*Work to be completed*.
Each line of data below is to be returned exactly, leaving out any picture.

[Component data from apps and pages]
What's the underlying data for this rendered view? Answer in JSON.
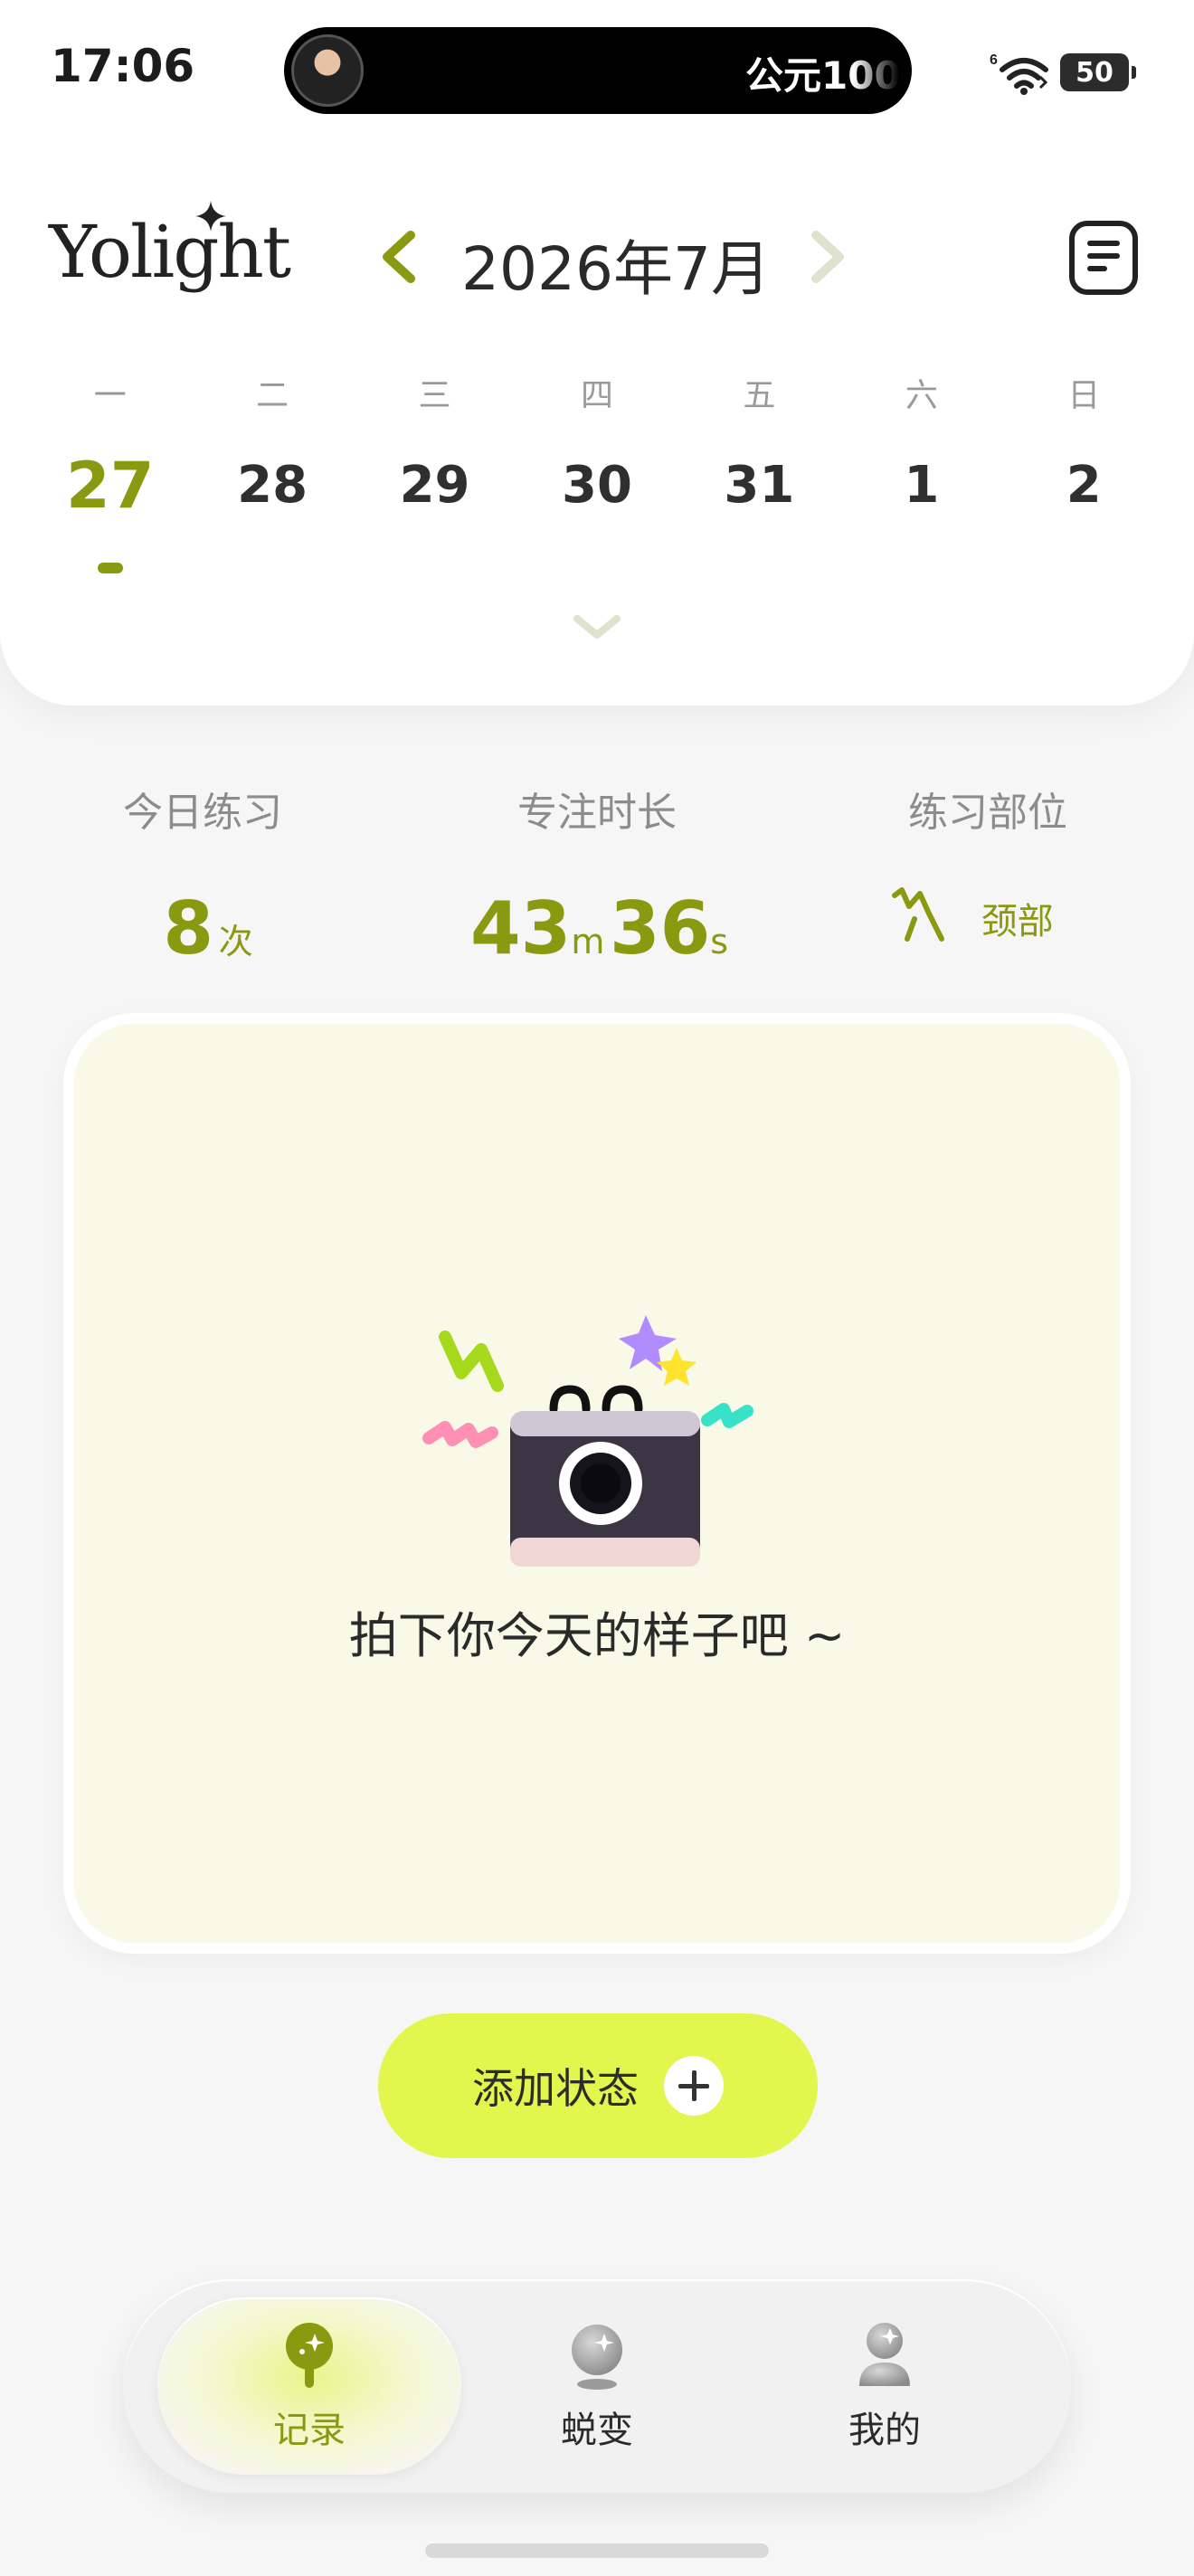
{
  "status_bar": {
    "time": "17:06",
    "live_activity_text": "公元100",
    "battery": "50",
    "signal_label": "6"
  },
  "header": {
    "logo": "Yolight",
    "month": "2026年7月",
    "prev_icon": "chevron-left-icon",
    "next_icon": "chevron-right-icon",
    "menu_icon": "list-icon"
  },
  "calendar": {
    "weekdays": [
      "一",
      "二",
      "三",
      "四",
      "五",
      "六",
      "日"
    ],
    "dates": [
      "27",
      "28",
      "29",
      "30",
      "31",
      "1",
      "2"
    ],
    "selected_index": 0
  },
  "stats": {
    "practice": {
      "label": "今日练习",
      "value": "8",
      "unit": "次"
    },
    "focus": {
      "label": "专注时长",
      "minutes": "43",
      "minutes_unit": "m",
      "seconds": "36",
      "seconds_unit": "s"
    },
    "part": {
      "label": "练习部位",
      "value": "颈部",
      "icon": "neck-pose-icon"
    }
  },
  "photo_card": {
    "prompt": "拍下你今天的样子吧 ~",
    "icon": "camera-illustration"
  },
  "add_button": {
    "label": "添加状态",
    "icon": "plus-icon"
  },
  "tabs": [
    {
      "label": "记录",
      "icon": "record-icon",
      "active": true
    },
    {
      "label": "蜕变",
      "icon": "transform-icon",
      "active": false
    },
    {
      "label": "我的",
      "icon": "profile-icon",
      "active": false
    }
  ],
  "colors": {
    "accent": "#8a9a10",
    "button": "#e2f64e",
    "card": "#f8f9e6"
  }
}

*Written response*.
What's the underlying data for this rendered view? Answer in JSON.
{
  "status_bar": {
    "time": "17:06",
    "live_activity_text": "公元100",
    "battery": "50",
    "signal_label": "6"
  },
  "header": {
    "logo": "Yolight",
    "month": "2026年7月",
    "prev_icon": "chevron-left-icon",
    "next_icon": "chevron-right-icon",
    "menu_icon": "list-icon"
  },
  "calendar": {
    "weekdays": [
      "一",
      "二",
      "三",
      "四",
      "五",
      "六",
      "日"
    ],
    "dates": [
      "27",
      "28",
      "29",
      "30",
      "31",
      "1",
      "2"
    ],
    "selected_index": 0
  },
  "stats": {
    "practice": {
      "label": "今日练习",
      "value": "8",
      "unit": "次"
    },
    "focus": {
      "label": "专注时长",
      "minutes": "43",
      "minutes_unit": "m",
      "seconds": "36",
      "seconds_unit": "s"
    },
    "part": {
      "label": "练习部位",
      "value": "颈部",
      "icon": "neck-pose-icon"
    }
  },
  "photo_card": {
    "prompt": "拍下你今天的样子吧 ~",
    "icon": "camera-illustration"
  },
  "add_button": {
    "label": "添加状态",
    "icon": "plus-icon"
  },
  "tabs": [
    {
      "label": "记录",
      "icon": "record-icon",
      "active": true
    },
    {
      "label": "蜕变",
      "icon": "transform-icon",
      "active": false
    },
    {
      "label": "我的",
      "icon": "profile-icon",
      "active": false
    }
  ],
  "colors": {
    "accent": "#8a9a10",
    "button": "#e2f64e",
    "card": "#f8f9e6"
  }
}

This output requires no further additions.